What the task asks: Look for "section" in each line of the records, and copy the lines that have it.

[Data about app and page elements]
::::::
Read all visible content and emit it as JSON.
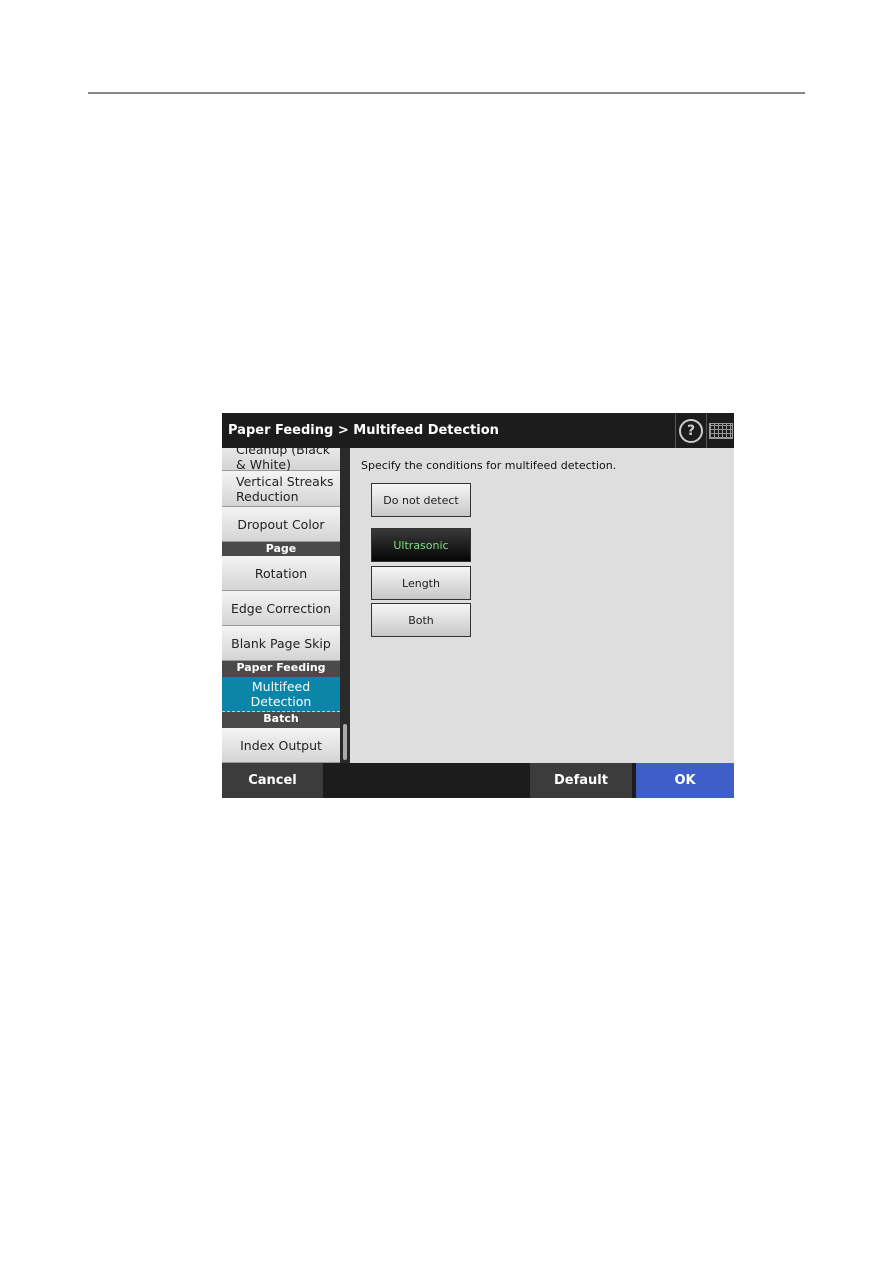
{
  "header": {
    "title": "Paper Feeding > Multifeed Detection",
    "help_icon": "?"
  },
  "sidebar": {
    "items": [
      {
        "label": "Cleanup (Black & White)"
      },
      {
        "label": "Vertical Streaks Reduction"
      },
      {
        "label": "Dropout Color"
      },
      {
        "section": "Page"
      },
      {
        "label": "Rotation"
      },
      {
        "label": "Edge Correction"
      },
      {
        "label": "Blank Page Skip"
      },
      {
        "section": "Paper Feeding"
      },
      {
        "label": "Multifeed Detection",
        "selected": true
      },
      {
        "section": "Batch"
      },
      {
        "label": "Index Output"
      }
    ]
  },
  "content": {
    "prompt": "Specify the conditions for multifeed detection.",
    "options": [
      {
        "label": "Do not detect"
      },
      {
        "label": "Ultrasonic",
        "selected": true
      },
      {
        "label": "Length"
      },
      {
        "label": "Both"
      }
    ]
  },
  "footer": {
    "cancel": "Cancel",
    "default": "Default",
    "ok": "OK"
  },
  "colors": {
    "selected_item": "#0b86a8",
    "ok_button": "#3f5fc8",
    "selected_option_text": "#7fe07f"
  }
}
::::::
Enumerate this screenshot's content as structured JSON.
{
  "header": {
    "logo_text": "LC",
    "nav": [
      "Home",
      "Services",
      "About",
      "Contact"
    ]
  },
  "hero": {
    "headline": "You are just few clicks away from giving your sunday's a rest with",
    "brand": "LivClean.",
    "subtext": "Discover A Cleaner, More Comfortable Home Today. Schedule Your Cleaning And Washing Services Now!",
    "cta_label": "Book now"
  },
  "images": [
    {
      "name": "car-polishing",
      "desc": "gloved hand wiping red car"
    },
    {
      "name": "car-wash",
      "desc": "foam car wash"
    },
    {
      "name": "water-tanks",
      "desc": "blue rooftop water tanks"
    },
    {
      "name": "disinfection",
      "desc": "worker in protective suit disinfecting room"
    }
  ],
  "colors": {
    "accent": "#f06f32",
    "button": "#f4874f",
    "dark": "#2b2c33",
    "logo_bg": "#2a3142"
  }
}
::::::
Exercise answer:
        "section": "Page"
        "section": "Paper Feeding"
        "section": "Batch"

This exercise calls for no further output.